WHAT NEEDS TO BE DONE
Reproduce the listing below in full and exactly; no pictures belong in the copy.

=-=-=

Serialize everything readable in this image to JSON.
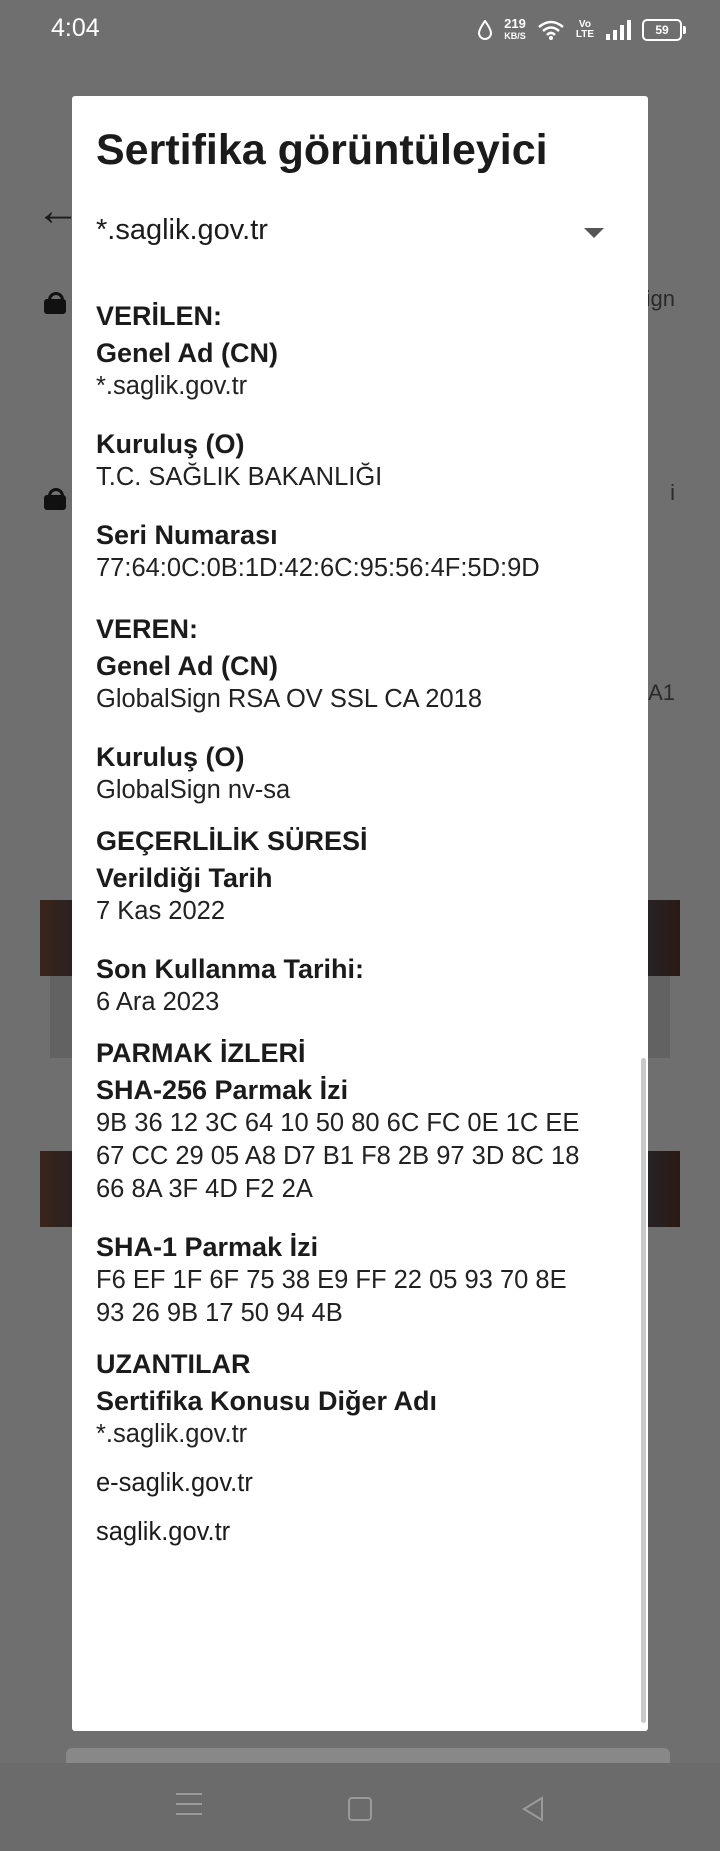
{
  "status_bar": {
    "time": "4:04",
    "net_speed_value": "219",
    "net_speed_unit": "KB/S",
    "volte_top": "Vo",
    "volte_bottom": "LTE",
    "battery": "59"
  },
  "background": {
    "partial_text_1": "ign",
    "partial_text_2": "i",
    "partial_text_3": "A1"
  },
  "dialog": {
    "title": "Sertifika görüntüleyici",
    "selected_certificate": "*.saglik.gov.tr",
    "issued_to": {
      "heading": "VERİLEN:",
      "cn_label": "Genel Ad (CN)",
      "cn_value": "*.saglik.gov.tr",
      "o_label": "Kuruluş (O)",
      "o_value": "T.C. SAĞLIK BAKANLIĞI",
      "serial_label": "Seri Numarası",
      "serial_value": "77:64:0C:0B:1D:42:6C:95:56:4F:5D:9D"
    },
    "issued_by": {
      "heading": "VEREN:",
      "cn_label": "Genel Ad (CN)",
      "cn_value": "GlobalSign RSA OV SSL CA 2018",
      "o_label": "Kuruluş (O)",
      "o_value": "GlobalSign nv-sa"
    },
    "validity": {
      "heading": "GEÇERLİLİK SÜRESİ",
      "issued_label": "Verildiği Tarih",
      "issued_value": "7 Kas 2022",
      "expires_label": "Son Kullanma Tarihi:",
      "expires_value": "6 Ara 2023"
    },
    "fingerprints": {
      "heading": "PARMAK İZLERİ",
      "sha256_label": "SHA-256 Parmak İzi",
      "sha256_value": "9B 36 12 3C 64 10 50 80 6C FC 0E 1C EE\n67 CC 29 05 A8 D7 B1 F8 2B 97 3D 8C 18\n66 8A 3F 4D F2 2A",
      "sha1_label": "SHA-1 Parmak İzi",
      "sha1_value": "F6 EF 1F 6F 75 38 E9 FF 22 05 93 70 8E\n93 26 9B 17 50 94 4B"
    },
    "extensions": {
      "heading": "UZANTILAR",
      "san_label": "Sertifika Konusu Diğer Adı",
      "san_values": [
        "*.saglik.gov.tr",
        "e-saglik.gov.tr",
        "saglik.gov.tr"
      ]
    }
  }
}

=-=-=

TASK OUTPUT
Serialize everything readable in this image to JSON.
{
  "status_bar": {
    "time": "4:04",
    "net_speed_value": "219",
    "net_speed_unit": "KB/S",
    "volte_top": "Vo",
    "volte_bottom": "LTE",
    "battery": "59"
  },
  "background": {
    "partial_text_1": "ign",
    "partial_text_2": "i",
    "partial_text_3": "A1"
  },
  "dialog": {
    "title": "Sertifika görüntüleyici",
    "selected_certificate": "*.saglik.gov.tr",
    "issued_to": {
      "heading": "VERİLEN:",
      "cn_label": "Genel Ad (CN)",
      "cn_value": "*.saglik.gov.tr",
      "o_label": "Kuruluş (O)",
      "o_value": "T.C. SAĞLIK BAKANLIĞI",
      "serial_label": "Seri Numarası",
      "serial_value": "77:64:0C:0B:1D:42:6C:95:56:4F:5D:9D"
    },
    "issued_by": {
      "heading": "VEREN:",
      "cn_label": "Genel Ad (CN)",
      "cn_value": "GlobalSign RSA OV SSL CA 2018",
      "o_label": "Kuruluş (O)",
      "o_value": "GlobalSign nv-sa"
    },
    "validity": {
      "heading": "GEÇERLİLİK SÜRESİ",
      "issued_label": "Verildiği Tarih",
      "issued_value": "7 Kas 2022",
      "expires_label": "Son Kullanma Tarihi:",
      "expires_value": "6 Ara 2023"
    },
    "fingerprints": {
      "heading": "PARMAK İZLERİ",
      "sha256_label": "SHA-256 Parmak İzi",
      "sha256_value": "9B 36 12 3C 64 10 50 80 6C FC 0E 1C EE\n67 CC 29 05 A8 D7 B1 F8 2B 97 3D 8C 18\n66 8A 3F 4D F2 2A",
      "sha1_label": "SHA-1 Parmak İzi",
      "sha1_value": "F6 EF 1F 6F 75 38 E9 FF 22 05 93 70 8E\n93 26 9B 17 50 94 4B"
    },
    "extensions": {
      "heading": "UZANTILAR",
      "san_label": "Sertifika Konusu Diğer Adı",
      "san_values": [
        "*.saglik.gov.tr",
        "e-saglik.gov.tr",
        "saglik.gov.tr"
      ]
    }
  }
}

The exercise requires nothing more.